Exercise instructions — Copy out the entries word for word, leaving images aside.

Records for the exercise —
>>
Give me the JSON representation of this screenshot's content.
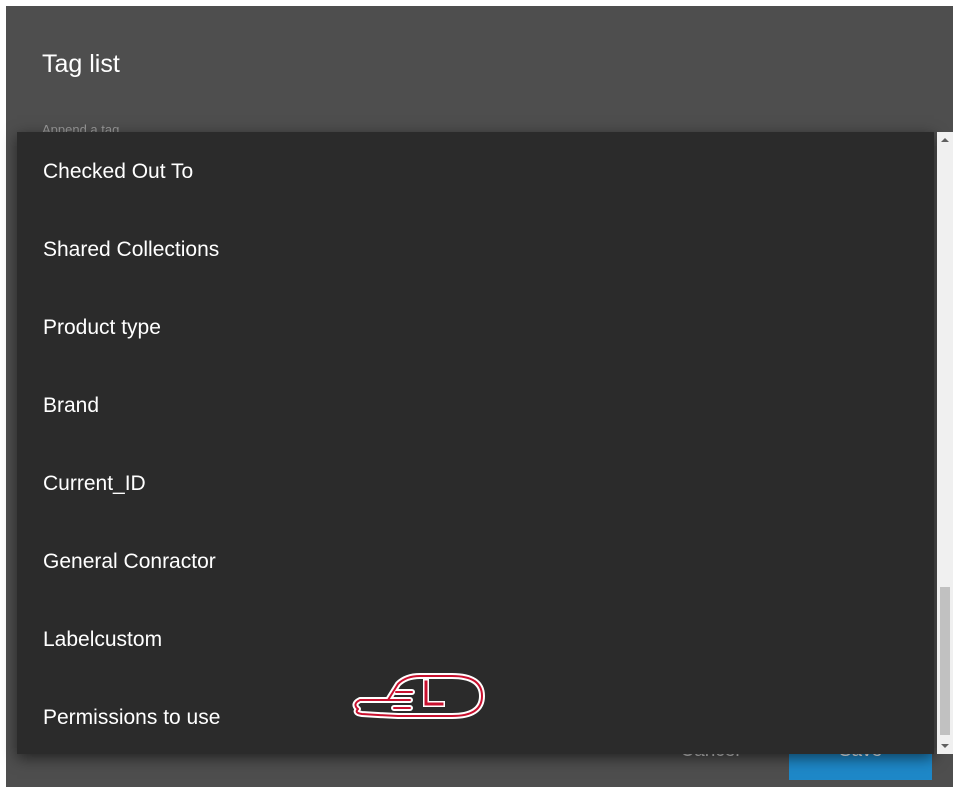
{
  "dialog": {
    "title": "Tag list",
    "append_label": "Append a tag",
    "cancel_label": "Cancel",
    "save_label": "Save"
  },
  "dropdown": {
    "options": [
      "Checked Out To",
      "Shared Collections",
      "Product type",
      "Brand",
      "Current_ID",
      "General Conractor",
      "Labelcustom",
      "Permissions to use"
    ]
  },
  "cursor": {
    "icon": "hand-pointer-icon",
    "badge": "L"
  },
  "colors": {
    "dialog_bg": "#4e4e4e",
    "dropdown_bg": "#2b2b2b",
    "save_button": "#1e88c8",
    "cursor_outline": "#c8102e"
  }
}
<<
Written solution —
Give me the JSON representation of this screenshot's content.
{
  "dialog": {
    "title": "Tag list",
    "append_label": "Append a tag",
    "cancel_label": "Cancel",
    "save_label": "Save"
  },
  "dropdown": {
    "options": [
      "Checked Out To",
      "Shared Collections",
      "Product type",
      "Brand",
      "Current_ID",
      "General Conractor",
      "Labelcustom",
      "Permissions to use"
    ]
  },
  "cursor": {
    "icon": "hand-pointer-icon",
    "badge": "L"
  },
  "colors": {
    "dialog_bg": "#4e4e4e",
    "dropdown_bg": "#2b2b2b",
    "save_button": "#1e88c8",
    "cursor_outline": "#c8102e"
  }
}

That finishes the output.